I get some flak about my politics and the practice of living and working from my home. Fair enough. These comments come from ardent conservatives who believed, I guess, in the concept of a home office, but seemed to be disturbed with an emphasis in my blog linking the act of working from home with the green movement.
My overall argument over the years, working from The Worldwide Home Office, has been both capitalistic and green. In short, it has been about both green as in money and green as in the environment.
Here is the truth of the matter. Americans are simply wasteful in ways that do not benefit either themselves or the community as a whole. The argument I encounter often is that we have a right to be as wasteful as we want. Where that might be true, I also have a right to be as critical about it as I want. The readers of this blog are free to buy Hummers and waste natural resources, commute hours to work, and duplicate space or build a footprint on this planet as big as his or her ego will allow. I am free to explain that there is, in my humble opinion, a better way that serves each of us better, both individually and the community as a whole.
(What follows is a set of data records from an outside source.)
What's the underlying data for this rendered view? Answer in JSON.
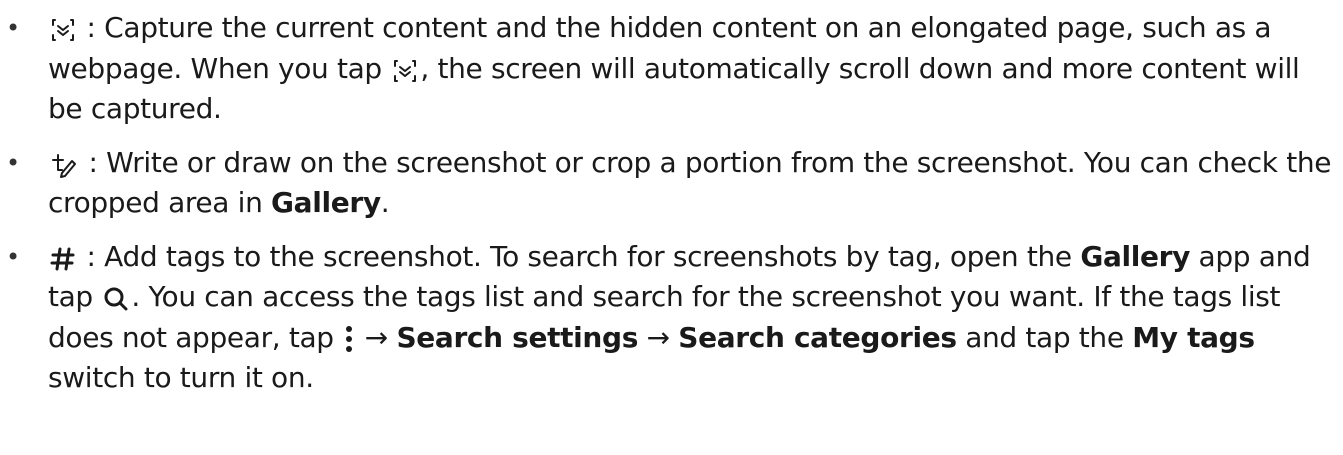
{
  "bullet_char": "•",
  "items": [
    {
      "icon": "scroll-capture-icon",
      "t1": " : Capture the current content and the hidden content on an elongated page, such as a webpage. When you tap ",
      "icon2": "scroll-capture-icon",
      "t2": ", the screen will automatically scroll down and more content will be captured."
    },
    {
      "icon": "draw-crop-icon",
      "t1": " : Write or draw on the screenshot or crop a portion from the screenshot. You can check the cropped area in ",
      "b1": "Gallery",
      "t2": "."
    },
    {
      "icon": "hashtag-icon",
      "t1": " : Add tags to the screenshot. To search for screenshots by tag, open the ",
      "b1": "Gallery",
      "t2": " app and tap ",
      "icon2": "search-icon",
      "t3": ". You can access the tags list and search for the screenshot you want. If the tags list does not appear, tap ",
      "icon3": "more-options-icon",
      "t4": " → ",
      "b2": "Search settings",
      "t5": " → ",
      "b3": "Search categories",
      "t6": " and tap the ",
      "b4": "My tags",
      "t7": " switch to turn it on."
    }
  ]
}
Readers are entitled to their opinions, and I am entitled to mine. Being allowed to express a difference of opinion is really the true meaning of freedom in my book.
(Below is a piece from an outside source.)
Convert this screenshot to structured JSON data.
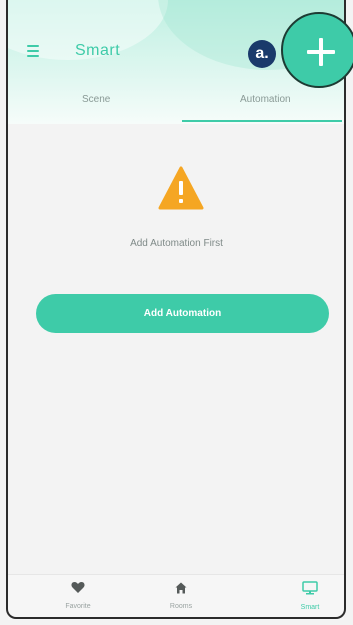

But ultimately, the problem arises when some people see my advocacy as impinging on their free speech. These people believe it better that I not speak as it conflicts with their opinion of the World. I think I have a right to express myself and they are free to read it or not, believe it or not, or adhere to it or not.
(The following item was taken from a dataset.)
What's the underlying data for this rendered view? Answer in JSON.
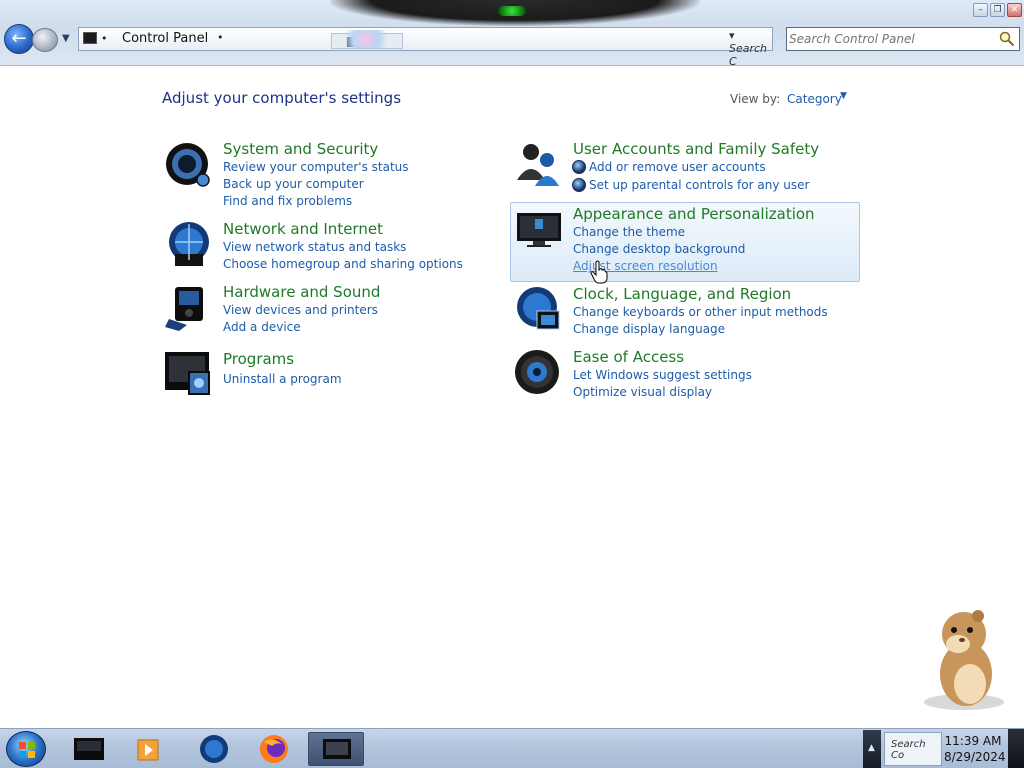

Now, whether or not my motive for practicing law from home conflicts with someone's view of what is politically correct, my point is pretty simple. Our bedrooms are empty two-thirds of the time. Our living rooms are empty seven-eights of the time. Our office buildings are empty one-half of the time. All of this space is both the largest waste of our personal money and resources, and it is the largest single consumer of energy. Space consumes more energy and results in more pollution than cars, or anything else. Getting to and from our spaces is probably responsbile for a good bit of the oil and gas we use. The more we reduce our footprint, the more money we get to keep to spend as we personally see fit. As an added bonus, with a smaller footprint we are less dependent on foreign sources of energy. There is less polution. We have better air quality. We are less stressed. We have more time. To me, all of this amounts to more freedom.
It is true that I have often viewed this policy of mcmansions in the suburbs, macdaddy offices in the city, and a gas guzzler to get between the two as destructive both economically and environmentally. I believe that reducing our footprint we can benefit us both economically and environmentally, personally and for the greater good.
I think it is okay to be as conservative as you want and still work out of your home. Do it for the personal savings and the extra time it affords you and your family. You do not want to do it for the environment? You want to use the savings to buy a bigger house and a bigger vehicle? That is up to you.